As a way of subdividing Ada programs, packages may have so-called children. These can be packages, too. A child package has a special privilege: it can see the declarations in the parent package's private part. One typical use of this special visibility is when forming a hierarchy of derived types in object oriented programming.
package Orders is type Fruit is (Banana, Orange, Pear); type Money is delta 0.01 digits 6; type Bill is tagged private; procedure Add (Slip : in out Bill; Kind : in Fruit; Amount : in Natural); function How_Much (Slip : Bill) return Money; procedure Pay (Ordered : in out Bill; Giving : in Money); private type Bill is tagged record -- ... Sum : Money := 0.0; end record; end Orders;
Any Ada unit that is headed by
with Orders; can declare objects of type
Bill and then call operations
Pay. It does not, however, see the components of
Bill, nor even of
Orders.Bill, since the full type definition is hidden in the private part of
Orders. The full definition is not hidden form child packages, though. This visibility facilitates type extension if needed. If a type is declared in the child package as derived from
Bill, then this inheriting type can manipulate
Bill's components directly.

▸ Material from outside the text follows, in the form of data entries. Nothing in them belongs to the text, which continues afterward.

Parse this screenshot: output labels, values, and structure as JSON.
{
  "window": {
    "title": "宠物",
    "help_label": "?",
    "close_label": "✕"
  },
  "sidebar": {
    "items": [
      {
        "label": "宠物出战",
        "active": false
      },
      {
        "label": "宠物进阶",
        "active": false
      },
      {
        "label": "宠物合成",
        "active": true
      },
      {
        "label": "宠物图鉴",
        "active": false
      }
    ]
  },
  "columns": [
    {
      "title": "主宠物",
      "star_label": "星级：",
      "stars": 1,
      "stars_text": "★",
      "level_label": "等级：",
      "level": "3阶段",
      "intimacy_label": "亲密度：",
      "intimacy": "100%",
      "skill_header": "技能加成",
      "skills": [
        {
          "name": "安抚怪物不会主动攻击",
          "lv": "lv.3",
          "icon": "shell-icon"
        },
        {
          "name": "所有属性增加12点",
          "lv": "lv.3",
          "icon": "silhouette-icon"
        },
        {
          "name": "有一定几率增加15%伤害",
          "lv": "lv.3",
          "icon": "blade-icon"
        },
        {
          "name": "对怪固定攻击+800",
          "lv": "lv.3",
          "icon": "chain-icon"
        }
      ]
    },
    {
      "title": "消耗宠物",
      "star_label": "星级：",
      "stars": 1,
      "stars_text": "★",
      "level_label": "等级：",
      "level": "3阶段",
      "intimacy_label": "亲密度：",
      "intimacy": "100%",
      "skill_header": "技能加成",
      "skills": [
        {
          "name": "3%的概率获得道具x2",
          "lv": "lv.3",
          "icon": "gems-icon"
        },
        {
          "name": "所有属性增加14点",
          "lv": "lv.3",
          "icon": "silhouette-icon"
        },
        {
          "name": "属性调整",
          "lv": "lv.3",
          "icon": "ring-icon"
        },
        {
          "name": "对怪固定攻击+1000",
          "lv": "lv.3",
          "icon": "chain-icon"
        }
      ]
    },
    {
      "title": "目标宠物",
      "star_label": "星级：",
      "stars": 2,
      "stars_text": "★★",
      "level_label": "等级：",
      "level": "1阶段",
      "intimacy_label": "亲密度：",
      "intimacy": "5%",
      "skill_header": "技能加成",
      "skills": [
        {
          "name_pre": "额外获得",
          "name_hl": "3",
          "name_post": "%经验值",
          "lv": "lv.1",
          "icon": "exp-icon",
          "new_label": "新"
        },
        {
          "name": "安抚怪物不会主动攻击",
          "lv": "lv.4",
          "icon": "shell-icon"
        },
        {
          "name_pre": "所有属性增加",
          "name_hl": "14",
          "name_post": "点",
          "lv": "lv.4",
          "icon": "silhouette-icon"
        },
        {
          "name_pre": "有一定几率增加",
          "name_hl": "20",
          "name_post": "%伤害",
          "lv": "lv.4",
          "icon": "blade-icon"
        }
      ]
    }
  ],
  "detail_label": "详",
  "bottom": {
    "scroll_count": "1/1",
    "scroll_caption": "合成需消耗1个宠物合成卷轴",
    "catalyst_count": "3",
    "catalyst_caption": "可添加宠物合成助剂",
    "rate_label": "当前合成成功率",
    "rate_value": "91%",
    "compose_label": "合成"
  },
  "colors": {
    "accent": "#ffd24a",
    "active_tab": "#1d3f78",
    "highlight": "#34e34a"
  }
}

package Orders.From_Home is type Address is new String (1 .. 120); type Ordered_By_Phone is new Bill with private; procedure Deliver (Ordered : in out Ordered_By_Phone; Place : in Address); private type Ordered_By_Phone is new Bill with record Delivered : Boolean := False; To : Address; end record; end Orders.From_Home;
Orders.From_Home is a child package of
Ordered_By_Phone is derived from
Bill and includes its record component